    2.  

    3. There is so much information. Too much. There are literally hundreds of how-to parenting books that tell us what and how we “should” parent. Whilst these can and do help some people, many mums consume them with a desperate reliance and conviction that they are “the” answer, the “right” way. This sets us up with benchmarks against which we compare ourselves. But no book can know you, your values, your unique circumstance, your baby. No matter what decision a mother makes, she’s almost always making it with love and with the belief that it’s the best decision for her baby – and for her. That’s the other thing: I believe that to be the best mummy you can be means being the best YOU you can be. So if we want to see mummies be better, then the way to do it is to help, support, empathise with them, celebrate with them!… not to slam them.

 

Judgment comes in many forms and in many places, but it is especially rampant in social media. Perhaps this is because of how we accept so many “friends” on social media. Perhaps it’s because of how often we are in social media.

 

New Zealanders access Facebook on average 14 times per day, and 82% of NZ-based mums use Facebook every day.
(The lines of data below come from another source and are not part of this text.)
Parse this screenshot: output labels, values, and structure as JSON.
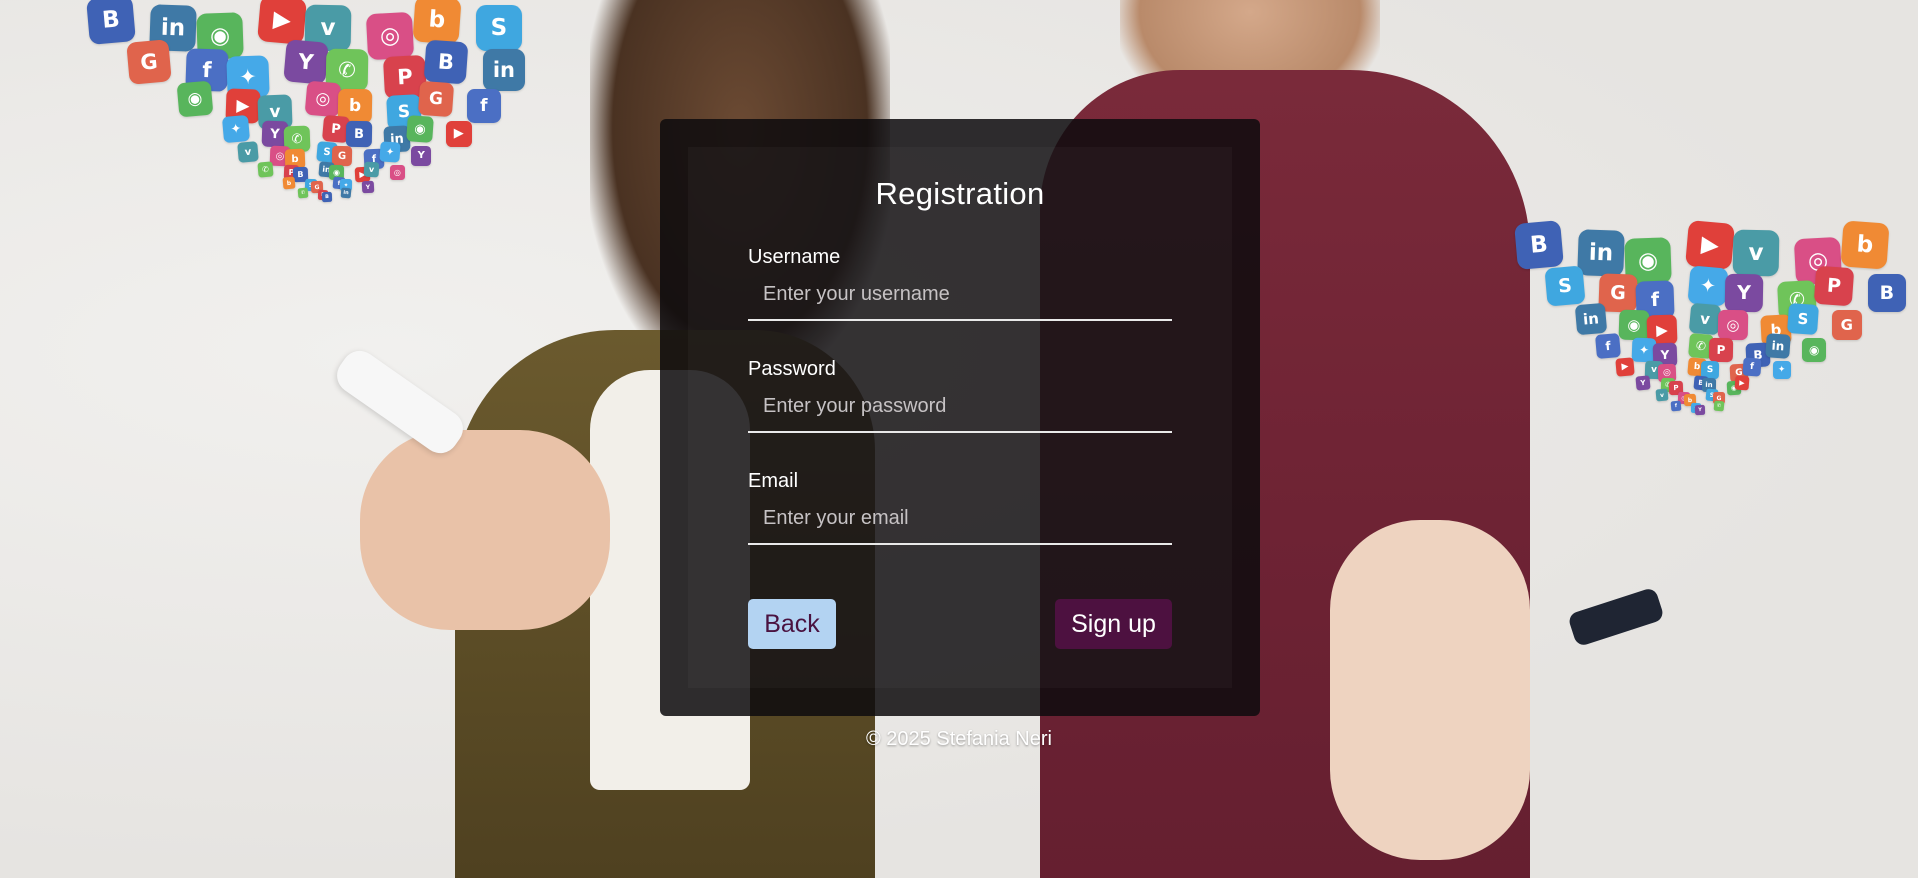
{
  "form": {
    "title": "Registration",
    "username": {
      "label": "Username",
      "placeholder": "Enter your username",
      "value": ""
    },
    "password": {
      "label": "Password",
      "placeholder": "Enter your password",
      "value": ""
    },
    "email": {
      "label": "Email",
      "placeholder": "Enter your email",
      "value": ""
    },
    "back_label": "Back",
    "signup_label": "Sign up"
  },
  "footer": {
    "text": "© 2025 Stefania Neri"
  },
  "colors": {
    "card_background": "#0e0c0e",
    "back_button": "#b3d3f2",
    "signup_button": "#4d1140",
    "input_underline": "#e9e9e9"
  },
  "background": {
    "icon_names": [
      "instagram-icon",
      "google-plus-icon",
      "yahoo-icon",
      "behance-icon",
      "youtube-icon",
      "blogger-icon",
      "facebook-icon",
      "whatsapp-icon",
      "linkedin-icon",
      "vimeo-icon",
      "skype-icon",
      "twitter-icon",
      "pinterest-icon",
      "line-icon"
    ]
  }
}
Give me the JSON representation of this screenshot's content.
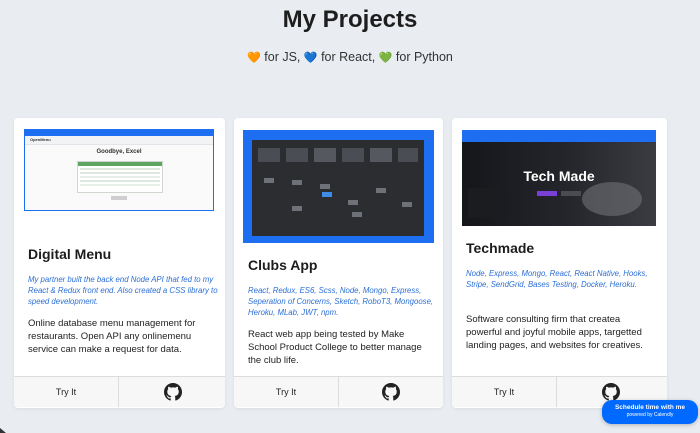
{
  "header": {
    "title": "My Projects",
    "subtitle_parts": [
      {
        "heart": "🧡",
        "text": " for JS, "
      },
      {
        "heart": "💙",
        "text": " for React, "
      },
      {
        "heart": "💚",
        "text": " for Python"
      }
    ],
    "heart_colors": [
      "#f08c2a",
      "#2d7fe0",
      "#3cb64a"
    ]
  },
  "cards": [
    {
      "title": "Digital Menu",
      "tech": "My partner built the back end Node API that fed to my React & Redux front end. Also created a CSS library to speed development.",
      "description": "Online database menu management for restaurants. Open API any onlinemenu service can make a request for data.",
      "try_label": "Try It",
      "screenshot_title": "Goodbye, Excel",
      "screenshot_logo": "OpenMenu"
    },
    {
      "title": "Clubs App",
      "tech": "React, Redux, ES6, Scss, Node, Mongo, Express, Seperation of Concerns, Sketch, RoboT3, Mongoose, Heroku, MLab, JWT, npm.",
      "description": "React web app being tested by Make School Product College to better manage the club life.",
      "try_label": "Try It"
    },
    {
      "title": "Techmade",
      "tech": "Node, Express, Mongo, React, React Native, Hooks, Stripe, SendGrid, Bases Testing, Docker, Heroku.",
      "description": "Software consulting firm that createa powerful and joyful mobile apps, targetted landing pages, and websites for creatives.",
      "try_label": "Try It",
      "screenshot_title": "Tech Made"
    }
  ],
  "calendly": {
    "line1": "Schedule time with me",
    "line2": "powered by Calendly",
    "color": "#0069ff"
  },
  "colors": {
    "accent": "#1d6ef0",
    "tech_text": "#2b6fd6",
    "background": "#e9edf1"
  },
  "icons": {
    "github": "github-icon"
  }
}
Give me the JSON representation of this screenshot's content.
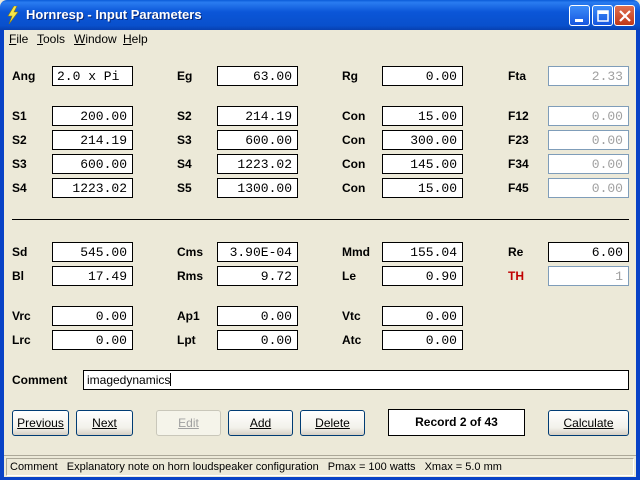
{
  "window": {
    "title": "Hornresp - Input Parameters"
  },
  "menu": [
    {
      "label": "File",
      "accel": "F",
      "rest": "ile"
    },
    {
      "label": "Tools",
      "accel": "T",
      "rest": "ools"
    },
    {
      "label": "Window",
      "accel": "W",
      "rest": "indow"
    },
    {
      "label": "Help",
      "accel": "H",
      "rest": "elp"
    }
  ],
  "params": {
    "ang": {
      "label": "Ang",
      "value": "2.0 x Pi"
    },
    "eg": {
      "label": "Eg",
      "value": "63.00"
    },
    "rg": {
      "label": "Rg",
      "value": "0.00"
    },
    "fta": {
      "label": "Fta",
      "value": "2.33"
    },
    "s1": {
      "label": "S1",
      "value": "200.00"
    },
    "s2a": {
      "label": "S2",
      "value": "214.19"
    },
    "con1": {
      "label": "Con",
      "value": "15.00"
    },
    "f12": {
      "label": "F12",
      "value": "0.00"
    },
    "s2b": {
      "label": "S2",
      "value": "214.19"
    },
    "s3a": {
      "label": "S3",
      "value": "600.00"
    },
    "con2": {
      "label": "Con",
      "value": "300.00"
    },
    "f23": {
      "label": "F23",
      "value": "0.00"
    },
    "s3b": {
      "label": "S3",
      "value": "600.00"
    },
    "s4a": {
      "label": "S4",
      "value": "1223.02"
    },
    "con3": {
      "label": "Con",
      "value": "145.00"
    },
    "f34": {
      "label": "F34",
      "value": "0.00"
    },
    "s4b": {
      "label": "S4",
      "value": "1223.02"
    },
    "s5": {
      "label": "S5",
      "value": "1300.00"
    },
    "con4": {
      "label": "Con",
      "value": "15.00"
    },
    "f45": {
      "label": "F45",
      "value": "0.00"
    },
    "sd": {
      "label": "Sd",
      "value": "545.00"
    },
    "cms": {
      "label": "Cms",
      "value": "3.90E-04"
    },
    "mmd": {
      "label": "Mmd",
      "value": "155.04"
    },
    "re": {
      "label": "Re",
      "value": "6.00"
    },
    "bl": {
      "label": "Bl",
      "value": "17.49"
    },
    "rms": {
      "label": "Rms",
      "value": "9.72"
    },
    "le": {
      "label": "Le",
      "value": "0.90"
    },
    "th": {
      "label": "TH",
      "value": "1"
    },
    "vrc": {
      "label": "Vrc",
      "value": "0.00"
    },
    "ap1": {
      "label": "Ap1",
      "value": "0.00"
    },
    "vtc": {
      "label": "Vtc",
      "value": "0.00"
    },
    "lrc": {
      "label": "Lrc",
      "value": "0.00"
    },
    "lpt": {
      "label": "Lpt",
      "value": "0.00"
    },
    "atc": {
      "label": "Atc",
      "value": "0.00"
    }
  },
  "comment": {
    "label": "Comment",
    "value": "imagedynamics"
  },
  "buttons": {
    "previous": "Previous",
    "next": "Next",
    "edit": "Edit",
    "add": "Add",
    "delete": "Delete",
    "calculate": "Calculate"
  },
  "record": "Record 2 of 43",
  "status": {
    "label": "Comment",
    "text": "Explanatory note on horn loudspeaker configuration",
    "pmax": "Pmax = 100 watts",
    "xmax": "Xmax = 5.0 mm"
  },
  "colors": {
    "titlebar": "#0b56d8",
    "background": "#ece9d8",
    "th_label": "#c00000",
    "disabled_text": "#a0a0a0"
  }
}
Ironically, there’s so much in social media about how hard it is to be a mum. So on the one hand we’re saying it’s hard, and on the other we’re slamming mums for doing undoubtedly the best job they can, in the hardest job there is. I’m starting to think, more and more, that social media is the cause of many ills… I’ll remain in it with Dear Mummy, but I can assure you all my musings will give a positive, productive perspective to help build you up, grow your confidence, arm you with tools and empower you, and above all encourage you to be kind to yourself.
  
So what can we do to rise above it? Here are my

 

5 ways for a shame-free day 

 

  1. Ignore it – The greatest happiness comes when you find the courage to accept what cannot be changed.
  2. Avoid it – Take a digital detox, get off Facebook, Instagram, Snapchat, Twitter and all the others and see how much better you feel – and how much more time you have for engaging in real life!
  3. Address it – The mummy shamers in all likelihood don’t know your full story; whether your decision is based on a value, circumstance, or you’re just having a bad day. If you pull someone up about it – shame the shamer – with an “I feel” statement, like “I feel belittled and hurt that you would judge me this way”, I bet they’ll be mortified. If they aren’t, ask yourself whether they’re someone you want in your life.
  4. Abolish it – Take a zero tolerance stance and oust people from your life (your real life and your digital one) who hurt you with their judgement. Surround yourself with people who support you.
  5. And finally, quietly own it – trust yourself, allow yourself mistakes, be kind to yourself. Noone is perfect. Life is a journey, and motherhood is the rockiest of roads. We all make good decisions and bad decisions along the way. Give yourself credit that you’re doing the best you can, in any given moment.

 

Rise up. Be strong. There is strength in vulnerability. Feel the hurt, take a deep breath, and then take action. Own it, mummy.

 

I’ll leave you with a quote from my book:

 

Quote_Make ourselves miserable or strong

 

Tui xx